*** Information shown ***

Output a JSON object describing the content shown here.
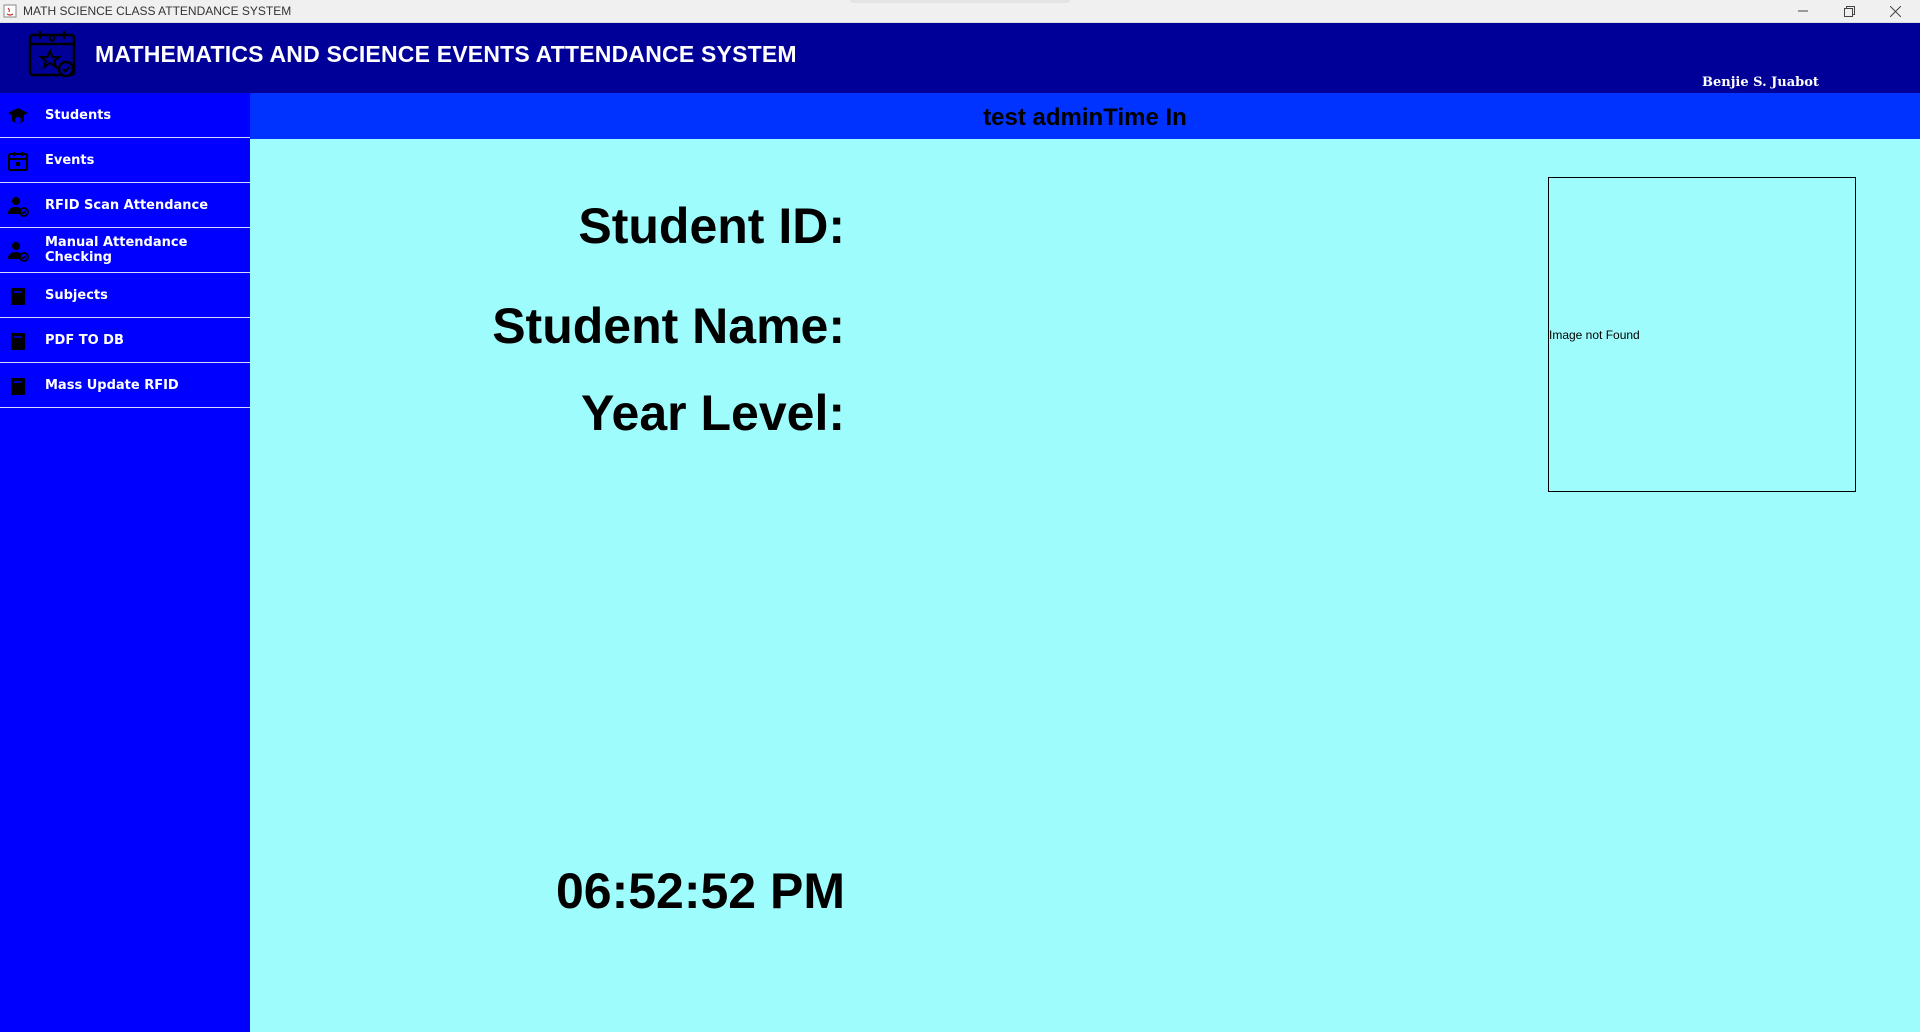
{
  "window": {
    "title": "MATH SCIENCE CLASS ATTENDANCE SYSTEM"
  },
  "header": {
    "title": "MATHEMATICS AND SCIENCE EVENTS ATTENDANCE SYSTEM",
    "user": "Benjie S. Juabot"
  },
  "sidebar": {
    "items": [
      {
        "label": "Students",
        "icon": "graduation-cap-icon"
      },
      {
        "label": "Events",
        "icon": "calendar-icon"
      },
      {
        "label": "RFID Scan Attendance",
        "icon": "user-check-icon"
      },
      {
        "label": "Manual Attendance Checking",
        "icon": "user-check-icon"
      },
      {
        "label": "Subjects",
        "icon": "book-icon"
      },
      {
        "label": "PDF TO DB",
        "icon": "book-icon"
      },
      {
        "label": "Mass Update RFID",
        "icon": "book-icon"
      }
    ]
  },
  "main": {
    "banner": "test adminTime In",
    "student_id_label": "Student ID:",
    "student_name_label": "Student Name:",
    "year_level_label": "Year Level:",
    "clock": "06:52:52 PM",
    "photo_placeholder": "Image not Found"
  },
  "colors": {
    "header_bg": "#000099",
    "sidebar_bg": "#0000ff",
    "banner_bg": "#0033ff",
    "main_bg": "#9ffcfd"
  }
}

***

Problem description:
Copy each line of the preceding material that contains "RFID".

Solution to this task:
        "label": "RFID Scan Attendance",
        "label": "Mass Update RFID",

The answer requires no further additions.